**EXERCISE OBJECTIVE:** Go through the entries below. Copy each line in which "visas" appears.

**TASK DATA:**
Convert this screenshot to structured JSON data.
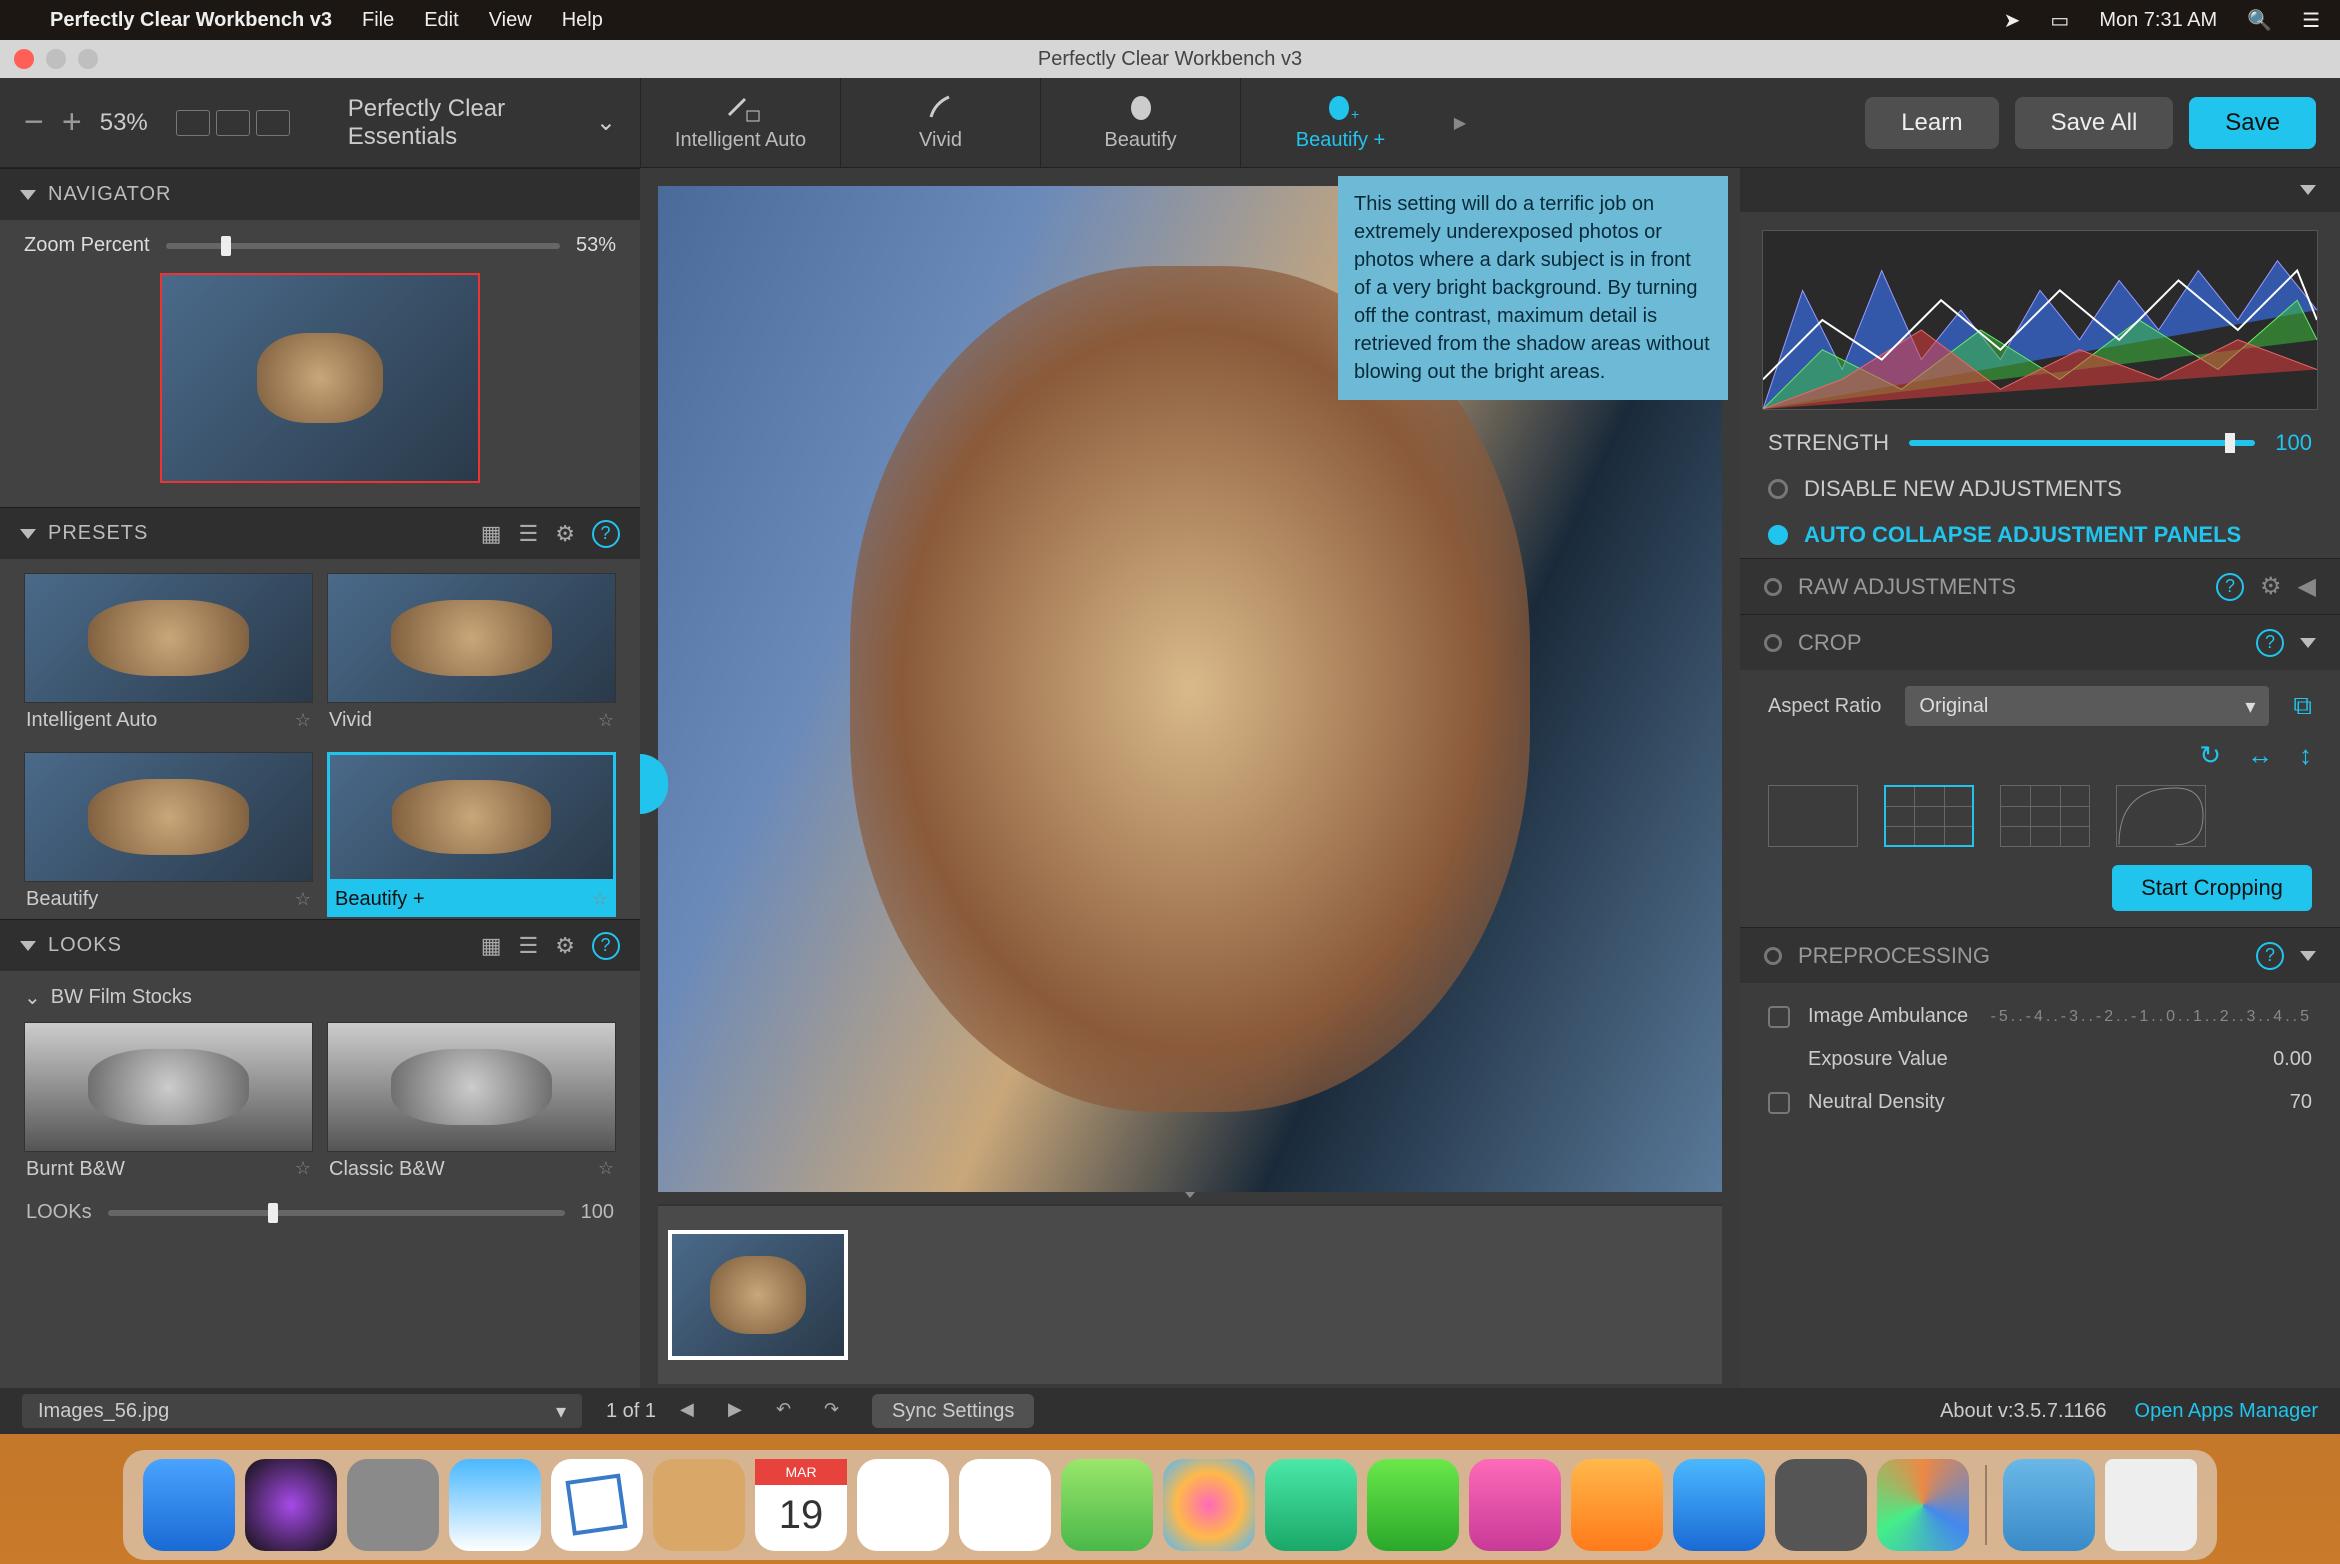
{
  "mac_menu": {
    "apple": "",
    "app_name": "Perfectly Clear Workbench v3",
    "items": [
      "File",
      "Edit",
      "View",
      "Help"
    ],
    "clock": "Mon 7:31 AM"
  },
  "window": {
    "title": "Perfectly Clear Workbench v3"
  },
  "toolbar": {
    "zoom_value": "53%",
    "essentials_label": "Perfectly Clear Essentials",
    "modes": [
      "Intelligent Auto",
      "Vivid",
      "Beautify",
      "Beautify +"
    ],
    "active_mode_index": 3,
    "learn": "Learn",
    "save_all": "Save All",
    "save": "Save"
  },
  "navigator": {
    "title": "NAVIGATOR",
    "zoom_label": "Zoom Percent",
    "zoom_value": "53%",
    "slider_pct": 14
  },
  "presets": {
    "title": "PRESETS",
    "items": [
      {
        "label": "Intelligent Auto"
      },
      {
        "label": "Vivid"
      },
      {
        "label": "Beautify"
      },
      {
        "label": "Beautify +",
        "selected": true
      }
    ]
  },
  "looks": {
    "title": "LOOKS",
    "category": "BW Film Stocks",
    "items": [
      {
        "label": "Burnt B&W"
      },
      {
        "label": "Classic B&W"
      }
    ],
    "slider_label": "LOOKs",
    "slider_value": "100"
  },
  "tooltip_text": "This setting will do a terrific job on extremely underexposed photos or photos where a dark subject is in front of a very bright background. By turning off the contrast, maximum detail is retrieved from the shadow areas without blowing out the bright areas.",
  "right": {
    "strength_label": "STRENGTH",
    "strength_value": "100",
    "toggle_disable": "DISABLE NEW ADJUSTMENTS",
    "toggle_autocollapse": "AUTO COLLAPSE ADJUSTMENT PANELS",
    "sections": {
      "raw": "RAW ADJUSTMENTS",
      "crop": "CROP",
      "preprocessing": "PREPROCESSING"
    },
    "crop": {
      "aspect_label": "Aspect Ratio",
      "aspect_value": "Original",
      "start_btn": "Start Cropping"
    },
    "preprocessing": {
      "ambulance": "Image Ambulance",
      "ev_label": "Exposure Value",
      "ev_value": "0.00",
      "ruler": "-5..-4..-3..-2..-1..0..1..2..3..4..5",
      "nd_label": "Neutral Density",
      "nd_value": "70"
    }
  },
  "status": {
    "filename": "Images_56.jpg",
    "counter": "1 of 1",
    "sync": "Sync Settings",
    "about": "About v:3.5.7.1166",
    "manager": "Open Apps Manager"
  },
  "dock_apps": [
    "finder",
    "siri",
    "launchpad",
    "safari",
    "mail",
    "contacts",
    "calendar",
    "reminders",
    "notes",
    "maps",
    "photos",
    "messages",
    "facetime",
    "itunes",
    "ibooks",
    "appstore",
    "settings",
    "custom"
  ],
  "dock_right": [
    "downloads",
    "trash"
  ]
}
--
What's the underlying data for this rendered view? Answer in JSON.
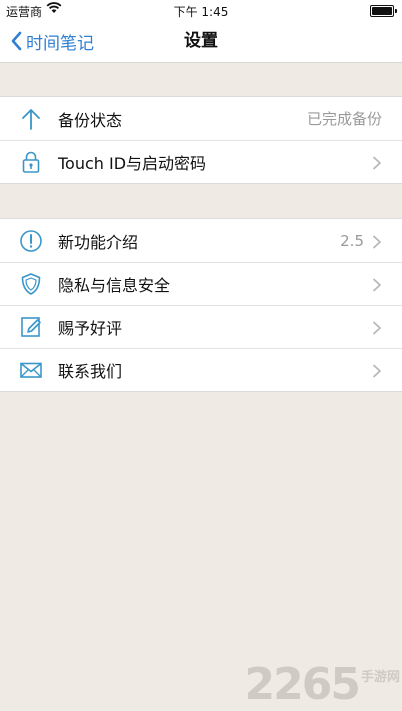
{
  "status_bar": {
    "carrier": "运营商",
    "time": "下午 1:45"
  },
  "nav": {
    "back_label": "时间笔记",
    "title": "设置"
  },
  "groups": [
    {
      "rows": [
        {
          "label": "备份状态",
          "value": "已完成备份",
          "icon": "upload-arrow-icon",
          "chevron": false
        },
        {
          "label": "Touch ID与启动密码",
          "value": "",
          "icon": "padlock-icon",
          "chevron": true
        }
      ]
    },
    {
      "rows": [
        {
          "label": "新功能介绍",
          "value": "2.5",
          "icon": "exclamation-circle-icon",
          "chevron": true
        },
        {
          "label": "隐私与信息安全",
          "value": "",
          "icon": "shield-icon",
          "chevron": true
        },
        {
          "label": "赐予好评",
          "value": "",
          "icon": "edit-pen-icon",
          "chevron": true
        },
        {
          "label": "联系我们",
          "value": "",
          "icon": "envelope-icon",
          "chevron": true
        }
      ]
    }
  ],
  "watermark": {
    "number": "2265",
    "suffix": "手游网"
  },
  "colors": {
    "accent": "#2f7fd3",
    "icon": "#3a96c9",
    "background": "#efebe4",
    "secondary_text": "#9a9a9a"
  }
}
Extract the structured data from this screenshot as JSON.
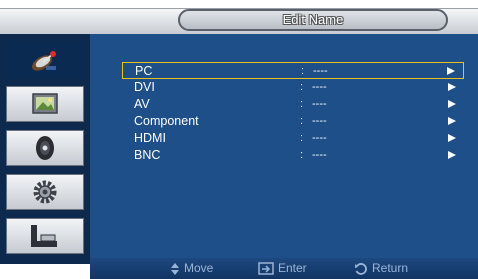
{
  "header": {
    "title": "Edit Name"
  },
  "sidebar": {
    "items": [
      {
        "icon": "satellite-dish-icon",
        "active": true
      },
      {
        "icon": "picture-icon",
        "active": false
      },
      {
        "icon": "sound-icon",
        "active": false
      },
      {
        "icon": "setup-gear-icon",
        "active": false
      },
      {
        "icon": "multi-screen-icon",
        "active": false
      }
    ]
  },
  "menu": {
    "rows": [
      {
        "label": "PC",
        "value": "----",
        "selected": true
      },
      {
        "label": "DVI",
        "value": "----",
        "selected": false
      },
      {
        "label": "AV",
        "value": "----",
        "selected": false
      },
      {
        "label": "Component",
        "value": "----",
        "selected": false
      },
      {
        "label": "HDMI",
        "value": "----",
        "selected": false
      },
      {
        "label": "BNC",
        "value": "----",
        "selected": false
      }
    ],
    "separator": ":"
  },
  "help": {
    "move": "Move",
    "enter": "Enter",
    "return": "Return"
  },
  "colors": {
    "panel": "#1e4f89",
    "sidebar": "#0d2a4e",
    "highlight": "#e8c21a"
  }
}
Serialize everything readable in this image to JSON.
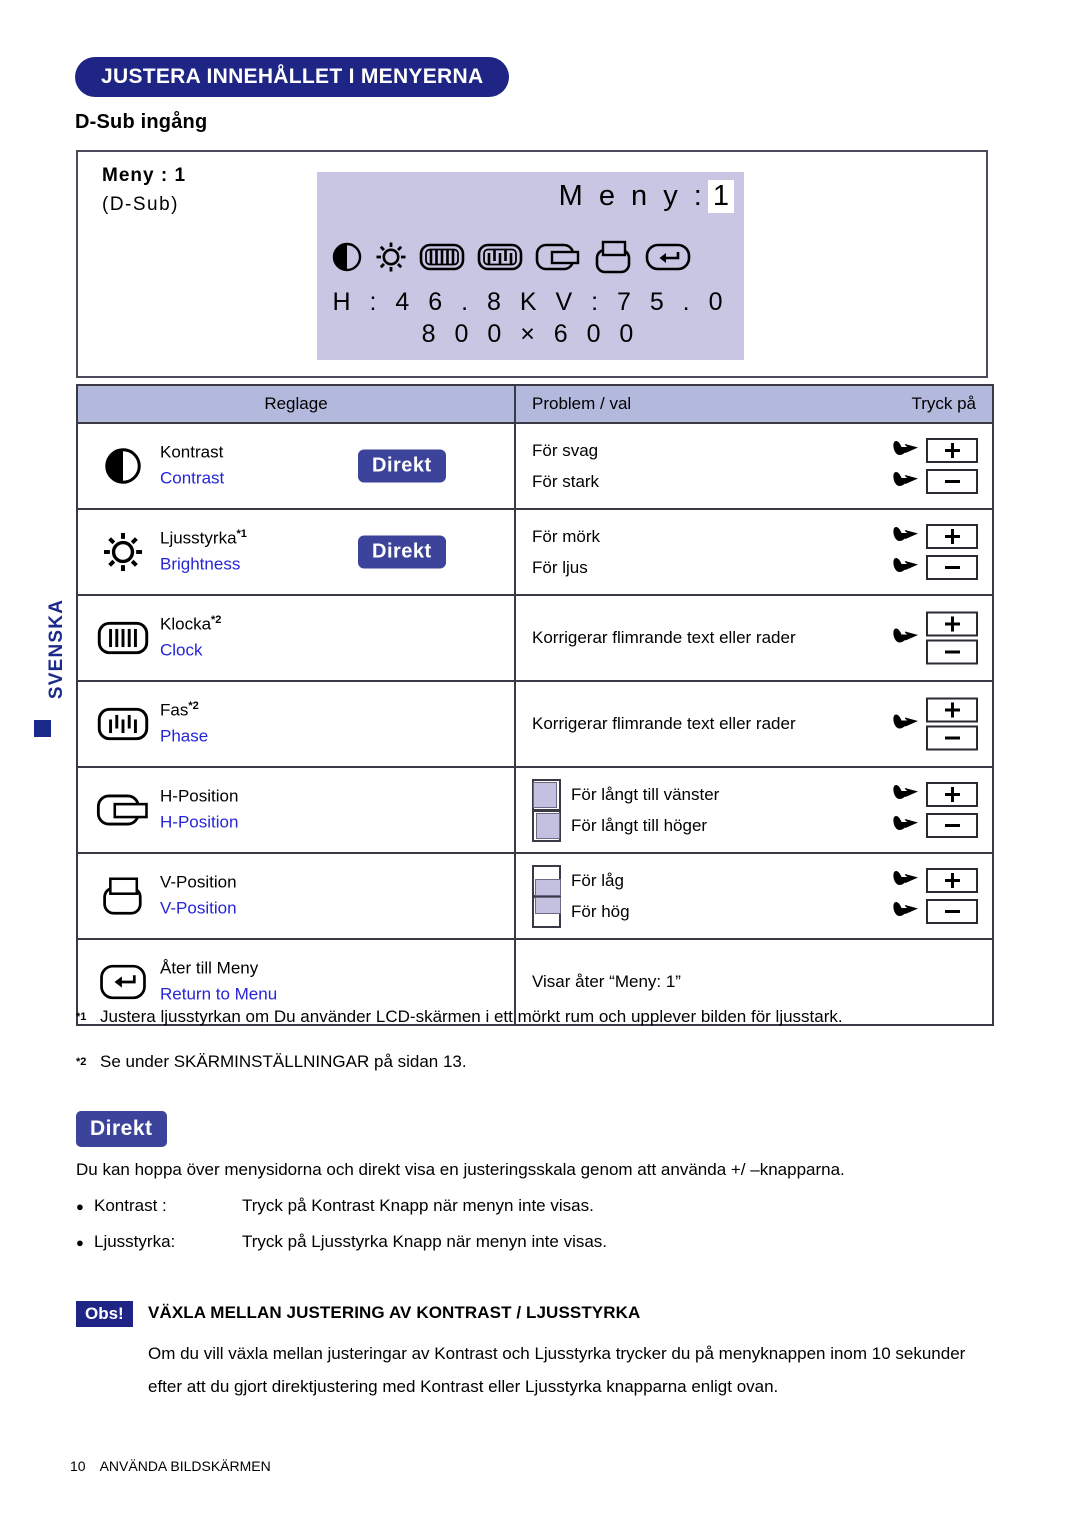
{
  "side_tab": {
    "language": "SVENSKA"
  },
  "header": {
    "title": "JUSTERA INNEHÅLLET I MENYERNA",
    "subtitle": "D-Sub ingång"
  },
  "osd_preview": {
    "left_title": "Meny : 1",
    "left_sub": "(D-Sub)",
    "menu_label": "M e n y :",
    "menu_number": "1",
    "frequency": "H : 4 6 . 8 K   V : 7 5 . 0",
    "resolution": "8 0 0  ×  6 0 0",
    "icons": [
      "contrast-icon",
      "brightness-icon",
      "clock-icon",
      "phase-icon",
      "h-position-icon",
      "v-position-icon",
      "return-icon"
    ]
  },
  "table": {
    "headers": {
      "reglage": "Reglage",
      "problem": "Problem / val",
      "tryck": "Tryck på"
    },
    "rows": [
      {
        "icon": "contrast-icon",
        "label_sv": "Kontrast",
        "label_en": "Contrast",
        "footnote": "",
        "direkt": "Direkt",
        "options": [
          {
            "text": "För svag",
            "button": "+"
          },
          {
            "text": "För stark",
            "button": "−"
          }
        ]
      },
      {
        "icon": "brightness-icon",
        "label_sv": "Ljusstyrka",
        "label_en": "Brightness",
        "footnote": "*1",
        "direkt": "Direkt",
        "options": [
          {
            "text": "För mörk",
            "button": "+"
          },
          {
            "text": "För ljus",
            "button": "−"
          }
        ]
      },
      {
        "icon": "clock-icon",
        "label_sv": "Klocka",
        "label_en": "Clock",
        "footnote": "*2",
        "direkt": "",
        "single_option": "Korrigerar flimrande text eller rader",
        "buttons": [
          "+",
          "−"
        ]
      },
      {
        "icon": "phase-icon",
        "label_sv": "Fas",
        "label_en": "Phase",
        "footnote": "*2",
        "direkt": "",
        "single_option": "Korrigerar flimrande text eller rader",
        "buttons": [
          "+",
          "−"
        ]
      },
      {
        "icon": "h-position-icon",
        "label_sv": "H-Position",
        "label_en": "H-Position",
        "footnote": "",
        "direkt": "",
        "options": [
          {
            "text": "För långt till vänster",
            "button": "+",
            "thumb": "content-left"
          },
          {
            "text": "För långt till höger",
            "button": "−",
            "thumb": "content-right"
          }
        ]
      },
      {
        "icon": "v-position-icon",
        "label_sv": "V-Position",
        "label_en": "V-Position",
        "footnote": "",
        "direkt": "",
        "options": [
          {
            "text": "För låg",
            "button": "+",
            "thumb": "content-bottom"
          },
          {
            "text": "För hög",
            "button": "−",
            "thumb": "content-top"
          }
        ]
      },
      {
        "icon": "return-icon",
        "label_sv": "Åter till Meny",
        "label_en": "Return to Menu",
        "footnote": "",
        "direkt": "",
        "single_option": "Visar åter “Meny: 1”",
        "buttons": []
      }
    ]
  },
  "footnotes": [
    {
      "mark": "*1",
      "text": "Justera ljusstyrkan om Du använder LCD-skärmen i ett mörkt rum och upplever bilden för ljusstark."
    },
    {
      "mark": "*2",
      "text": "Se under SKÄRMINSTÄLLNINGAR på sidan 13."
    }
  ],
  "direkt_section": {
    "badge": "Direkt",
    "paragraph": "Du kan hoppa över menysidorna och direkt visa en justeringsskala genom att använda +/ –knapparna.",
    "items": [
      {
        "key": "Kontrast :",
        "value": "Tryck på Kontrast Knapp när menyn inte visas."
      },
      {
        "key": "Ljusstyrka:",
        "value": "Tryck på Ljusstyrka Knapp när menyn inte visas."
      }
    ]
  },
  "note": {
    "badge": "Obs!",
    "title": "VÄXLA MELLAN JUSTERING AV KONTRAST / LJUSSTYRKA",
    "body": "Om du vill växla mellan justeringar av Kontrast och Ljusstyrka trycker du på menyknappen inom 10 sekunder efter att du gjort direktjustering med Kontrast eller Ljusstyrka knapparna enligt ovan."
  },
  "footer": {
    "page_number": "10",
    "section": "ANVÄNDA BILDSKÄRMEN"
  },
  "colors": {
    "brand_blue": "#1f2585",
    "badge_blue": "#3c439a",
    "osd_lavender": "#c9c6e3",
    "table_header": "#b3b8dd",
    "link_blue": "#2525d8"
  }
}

**WRITTEN REPLY:**
        "value": "Tryck på Kontrast Knapp när menyn inte visas."
        "value": "Tryck på Ljusstyrka Knapp när menyn inte visas."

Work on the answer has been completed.